Why are characters endlessly talking?

Scenes also stretched longer than they should – like several chapters to do just one scene – because characters spent way too much time talking instead of getting to the point. Some times all this talking was at inappropriate times like in the middle of a fight. It really detracted from the reading experience. For example, the first scene was – if I remember – about 60 odd pages, and the entire book is only 380 pages. It made me wonder because we spent so much time on that first scene – which would have been great if there hadn’t been so much talking – would there be enough remaining pages to really tell the story. Not really. This might be comparing apples to oranges but I see things like this in anime often. Characters will watch a bad guy power up for a certain amount of time and just stand there watching instead of doing something to stop the bad guy. That’s what it felt like I was seeing here at times.

Why is the antagonist so weak after so much hype?

The main antagonist is Cat’s mom, Andromeda, the Queen of Fisa. Based on what Cat tells us, her mother has been this intimidating, cruel, powerful, invisible force looming over the horizon. Clearly, she would be the final boss, so to speak. I was really looking forward to what the inevitable confrontation with Cat’s mom. I am so disappointed by not only those confrontation scenes but Andromeda’s character was sorely weak for a supposedly all-powerful antagonist. Reality of whatever scenes Andromeda was in didn’t fully match up with what Cat had been describing all along.

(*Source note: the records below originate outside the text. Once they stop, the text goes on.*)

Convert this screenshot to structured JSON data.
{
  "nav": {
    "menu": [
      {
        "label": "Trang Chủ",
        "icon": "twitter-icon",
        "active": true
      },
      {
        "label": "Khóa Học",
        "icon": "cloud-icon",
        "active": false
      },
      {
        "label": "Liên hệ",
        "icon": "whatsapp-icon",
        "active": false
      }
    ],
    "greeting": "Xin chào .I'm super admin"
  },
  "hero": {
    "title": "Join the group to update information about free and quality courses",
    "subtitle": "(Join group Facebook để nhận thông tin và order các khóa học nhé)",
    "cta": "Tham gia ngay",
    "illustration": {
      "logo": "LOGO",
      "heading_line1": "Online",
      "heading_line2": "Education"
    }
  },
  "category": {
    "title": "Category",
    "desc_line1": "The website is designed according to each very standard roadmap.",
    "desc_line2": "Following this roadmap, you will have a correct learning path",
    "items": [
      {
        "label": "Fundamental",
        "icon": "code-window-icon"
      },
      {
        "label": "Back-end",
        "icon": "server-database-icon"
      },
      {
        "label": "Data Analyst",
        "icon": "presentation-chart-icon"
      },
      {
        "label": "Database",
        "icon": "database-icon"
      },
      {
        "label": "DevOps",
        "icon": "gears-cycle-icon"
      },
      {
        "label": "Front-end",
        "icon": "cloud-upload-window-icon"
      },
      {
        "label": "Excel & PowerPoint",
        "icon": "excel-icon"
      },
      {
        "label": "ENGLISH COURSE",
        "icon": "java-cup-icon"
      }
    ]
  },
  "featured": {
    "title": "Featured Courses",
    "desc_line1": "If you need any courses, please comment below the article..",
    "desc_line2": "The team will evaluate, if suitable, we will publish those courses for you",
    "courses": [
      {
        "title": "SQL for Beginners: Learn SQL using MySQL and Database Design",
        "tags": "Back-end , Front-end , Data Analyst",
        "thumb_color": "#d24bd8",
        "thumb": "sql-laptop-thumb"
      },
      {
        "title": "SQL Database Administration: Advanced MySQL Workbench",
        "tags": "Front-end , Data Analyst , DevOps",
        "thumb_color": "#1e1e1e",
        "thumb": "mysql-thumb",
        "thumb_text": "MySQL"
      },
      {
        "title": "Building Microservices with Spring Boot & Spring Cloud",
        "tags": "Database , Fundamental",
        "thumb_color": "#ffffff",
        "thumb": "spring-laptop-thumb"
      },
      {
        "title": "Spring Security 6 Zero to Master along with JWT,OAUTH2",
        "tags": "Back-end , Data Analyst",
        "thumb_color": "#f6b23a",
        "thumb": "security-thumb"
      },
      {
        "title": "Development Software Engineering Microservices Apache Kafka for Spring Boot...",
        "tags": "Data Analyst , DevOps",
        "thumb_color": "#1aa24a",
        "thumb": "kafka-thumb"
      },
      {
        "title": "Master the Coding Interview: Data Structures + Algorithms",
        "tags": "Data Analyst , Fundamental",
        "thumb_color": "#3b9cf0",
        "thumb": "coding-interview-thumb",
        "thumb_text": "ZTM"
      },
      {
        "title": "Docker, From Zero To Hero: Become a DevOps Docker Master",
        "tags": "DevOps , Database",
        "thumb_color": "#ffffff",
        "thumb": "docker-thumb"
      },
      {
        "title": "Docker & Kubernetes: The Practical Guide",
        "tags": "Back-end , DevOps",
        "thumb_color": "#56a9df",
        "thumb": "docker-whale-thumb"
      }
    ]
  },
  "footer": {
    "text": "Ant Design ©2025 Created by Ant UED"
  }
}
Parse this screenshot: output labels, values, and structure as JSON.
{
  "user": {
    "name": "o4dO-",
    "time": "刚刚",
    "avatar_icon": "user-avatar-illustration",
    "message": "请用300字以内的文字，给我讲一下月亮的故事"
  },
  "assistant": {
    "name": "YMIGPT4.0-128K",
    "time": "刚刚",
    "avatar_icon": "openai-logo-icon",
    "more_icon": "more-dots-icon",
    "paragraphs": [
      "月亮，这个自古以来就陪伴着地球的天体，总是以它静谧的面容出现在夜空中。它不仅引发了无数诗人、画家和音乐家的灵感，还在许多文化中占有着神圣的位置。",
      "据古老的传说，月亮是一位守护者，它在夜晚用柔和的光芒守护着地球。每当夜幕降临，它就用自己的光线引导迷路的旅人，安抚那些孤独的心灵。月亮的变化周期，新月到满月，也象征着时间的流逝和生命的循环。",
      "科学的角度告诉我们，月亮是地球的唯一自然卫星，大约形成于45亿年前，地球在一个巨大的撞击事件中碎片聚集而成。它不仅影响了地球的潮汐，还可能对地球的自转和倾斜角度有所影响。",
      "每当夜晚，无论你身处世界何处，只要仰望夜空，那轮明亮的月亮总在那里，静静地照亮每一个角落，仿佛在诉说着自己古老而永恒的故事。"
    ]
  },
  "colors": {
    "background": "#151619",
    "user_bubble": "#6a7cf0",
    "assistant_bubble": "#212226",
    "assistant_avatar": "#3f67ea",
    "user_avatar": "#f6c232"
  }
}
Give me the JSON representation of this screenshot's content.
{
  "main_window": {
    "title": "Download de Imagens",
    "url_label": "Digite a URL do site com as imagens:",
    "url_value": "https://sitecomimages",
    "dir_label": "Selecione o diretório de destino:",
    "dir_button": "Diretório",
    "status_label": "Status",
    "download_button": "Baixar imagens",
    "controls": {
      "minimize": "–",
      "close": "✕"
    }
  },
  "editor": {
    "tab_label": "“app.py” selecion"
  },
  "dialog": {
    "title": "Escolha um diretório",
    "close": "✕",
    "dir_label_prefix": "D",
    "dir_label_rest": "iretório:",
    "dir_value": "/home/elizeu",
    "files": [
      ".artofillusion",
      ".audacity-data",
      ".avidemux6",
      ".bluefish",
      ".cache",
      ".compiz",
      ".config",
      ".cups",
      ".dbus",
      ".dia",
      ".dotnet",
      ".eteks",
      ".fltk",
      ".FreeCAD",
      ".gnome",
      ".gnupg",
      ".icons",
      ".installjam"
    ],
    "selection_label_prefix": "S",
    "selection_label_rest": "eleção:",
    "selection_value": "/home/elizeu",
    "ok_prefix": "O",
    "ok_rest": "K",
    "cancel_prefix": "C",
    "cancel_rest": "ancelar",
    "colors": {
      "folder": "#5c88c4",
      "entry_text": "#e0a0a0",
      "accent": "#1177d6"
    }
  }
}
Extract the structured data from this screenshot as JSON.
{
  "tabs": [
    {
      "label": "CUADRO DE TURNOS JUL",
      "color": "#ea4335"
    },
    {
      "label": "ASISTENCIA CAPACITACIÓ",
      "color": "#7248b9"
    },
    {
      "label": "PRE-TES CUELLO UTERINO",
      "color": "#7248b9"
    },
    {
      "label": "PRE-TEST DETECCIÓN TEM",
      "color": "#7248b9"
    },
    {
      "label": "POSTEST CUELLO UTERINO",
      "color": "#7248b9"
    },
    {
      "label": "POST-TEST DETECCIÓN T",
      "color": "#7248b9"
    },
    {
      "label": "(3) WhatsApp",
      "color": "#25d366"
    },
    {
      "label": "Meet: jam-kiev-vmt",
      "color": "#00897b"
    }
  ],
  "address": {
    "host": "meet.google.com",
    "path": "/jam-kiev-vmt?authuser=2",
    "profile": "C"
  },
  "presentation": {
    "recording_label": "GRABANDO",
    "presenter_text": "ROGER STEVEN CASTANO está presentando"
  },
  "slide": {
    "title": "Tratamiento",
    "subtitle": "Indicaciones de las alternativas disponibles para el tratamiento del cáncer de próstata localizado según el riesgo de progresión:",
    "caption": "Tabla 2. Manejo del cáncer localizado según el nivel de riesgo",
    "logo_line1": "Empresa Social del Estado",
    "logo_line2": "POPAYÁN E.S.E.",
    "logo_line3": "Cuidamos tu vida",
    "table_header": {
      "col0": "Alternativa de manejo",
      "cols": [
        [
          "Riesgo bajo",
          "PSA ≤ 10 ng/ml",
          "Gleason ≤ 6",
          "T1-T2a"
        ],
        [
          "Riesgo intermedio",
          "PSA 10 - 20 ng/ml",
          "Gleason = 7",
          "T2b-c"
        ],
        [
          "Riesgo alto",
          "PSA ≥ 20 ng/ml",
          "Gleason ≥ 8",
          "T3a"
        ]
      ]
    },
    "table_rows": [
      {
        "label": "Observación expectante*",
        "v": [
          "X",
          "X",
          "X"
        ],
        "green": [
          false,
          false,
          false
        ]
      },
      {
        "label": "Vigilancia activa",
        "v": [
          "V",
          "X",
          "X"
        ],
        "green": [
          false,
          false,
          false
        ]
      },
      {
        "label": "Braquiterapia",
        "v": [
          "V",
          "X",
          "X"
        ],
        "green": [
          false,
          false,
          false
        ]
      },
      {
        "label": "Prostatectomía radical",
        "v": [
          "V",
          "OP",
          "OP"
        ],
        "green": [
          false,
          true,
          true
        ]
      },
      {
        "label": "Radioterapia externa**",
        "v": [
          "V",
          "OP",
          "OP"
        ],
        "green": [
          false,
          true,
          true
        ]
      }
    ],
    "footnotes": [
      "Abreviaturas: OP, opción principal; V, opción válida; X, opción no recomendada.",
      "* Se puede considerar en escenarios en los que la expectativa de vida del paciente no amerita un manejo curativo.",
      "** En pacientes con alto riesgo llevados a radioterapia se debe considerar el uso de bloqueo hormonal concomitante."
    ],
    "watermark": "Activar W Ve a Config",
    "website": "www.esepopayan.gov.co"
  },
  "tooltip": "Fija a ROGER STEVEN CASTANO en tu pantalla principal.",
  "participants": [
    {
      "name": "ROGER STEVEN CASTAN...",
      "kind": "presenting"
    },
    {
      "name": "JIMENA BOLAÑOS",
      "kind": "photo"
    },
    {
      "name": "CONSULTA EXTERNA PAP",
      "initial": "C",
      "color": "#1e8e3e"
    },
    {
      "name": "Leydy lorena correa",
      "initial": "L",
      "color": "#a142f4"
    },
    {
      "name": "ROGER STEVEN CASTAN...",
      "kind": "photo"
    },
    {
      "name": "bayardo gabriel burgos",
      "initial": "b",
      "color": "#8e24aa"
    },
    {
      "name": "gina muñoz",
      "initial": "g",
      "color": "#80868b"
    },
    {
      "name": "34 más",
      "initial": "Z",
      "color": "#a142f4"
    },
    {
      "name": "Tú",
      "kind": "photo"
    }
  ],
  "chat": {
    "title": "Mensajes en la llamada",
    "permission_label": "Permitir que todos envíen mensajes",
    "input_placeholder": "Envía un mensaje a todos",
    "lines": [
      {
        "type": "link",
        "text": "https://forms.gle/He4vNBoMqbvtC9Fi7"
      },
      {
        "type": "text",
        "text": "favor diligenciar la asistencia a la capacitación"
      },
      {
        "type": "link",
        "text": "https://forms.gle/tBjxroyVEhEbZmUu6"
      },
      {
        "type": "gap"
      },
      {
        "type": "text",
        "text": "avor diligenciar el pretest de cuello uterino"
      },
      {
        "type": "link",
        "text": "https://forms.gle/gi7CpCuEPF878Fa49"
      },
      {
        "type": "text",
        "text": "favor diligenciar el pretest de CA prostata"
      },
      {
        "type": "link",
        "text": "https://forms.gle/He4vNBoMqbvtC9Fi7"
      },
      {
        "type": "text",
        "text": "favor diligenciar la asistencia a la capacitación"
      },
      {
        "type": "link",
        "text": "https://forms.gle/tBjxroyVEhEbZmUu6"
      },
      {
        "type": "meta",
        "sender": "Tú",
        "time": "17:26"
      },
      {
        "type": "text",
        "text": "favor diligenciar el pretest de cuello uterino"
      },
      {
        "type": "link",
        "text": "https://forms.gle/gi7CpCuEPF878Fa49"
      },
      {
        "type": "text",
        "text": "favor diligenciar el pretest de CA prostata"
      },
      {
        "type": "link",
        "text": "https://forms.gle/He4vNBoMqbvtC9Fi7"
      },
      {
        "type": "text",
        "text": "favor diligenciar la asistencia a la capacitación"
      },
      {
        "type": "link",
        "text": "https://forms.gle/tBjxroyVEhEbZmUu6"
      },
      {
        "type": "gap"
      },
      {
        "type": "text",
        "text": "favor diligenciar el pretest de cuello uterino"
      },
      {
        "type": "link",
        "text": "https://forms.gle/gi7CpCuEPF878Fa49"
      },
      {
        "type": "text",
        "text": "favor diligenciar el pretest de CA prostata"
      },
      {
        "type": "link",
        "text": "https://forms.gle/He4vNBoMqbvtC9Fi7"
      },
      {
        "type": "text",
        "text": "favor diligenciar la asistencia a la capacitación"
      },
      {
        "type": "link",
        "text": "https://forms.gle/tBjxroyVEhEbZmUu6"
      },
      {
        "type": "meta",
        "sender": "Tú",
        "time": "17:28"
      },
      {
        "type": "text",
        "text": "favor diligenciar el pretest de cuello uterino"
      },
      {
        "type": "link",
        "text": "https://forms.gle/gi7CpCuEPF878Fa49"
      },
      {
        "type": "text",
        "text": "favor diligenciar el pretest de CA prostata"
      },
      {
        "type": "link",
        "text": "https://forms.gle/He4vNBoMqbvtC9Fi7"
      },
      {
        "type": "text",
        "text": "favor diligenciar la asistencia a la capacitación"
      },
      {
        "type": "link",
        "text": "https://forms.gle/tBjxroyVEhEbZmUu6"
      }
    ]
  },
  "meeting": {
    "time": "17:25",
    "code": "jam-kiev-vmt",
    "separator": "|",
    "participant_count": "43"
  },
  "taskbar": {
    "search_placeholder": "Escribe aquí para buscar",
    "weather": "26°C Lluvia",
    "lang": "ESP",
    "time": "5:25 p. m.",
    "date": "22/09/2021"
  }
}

The above things I mentioned just didn’t make sense on the whole. After so much preparation for a final battle there ended being nothing. Seemed like a cop-out ending to me, too easy of a conclusion. I was close to marking this book as DNF. This wasn’t the conclusion I expected nor the conclusion I believe this story deserves.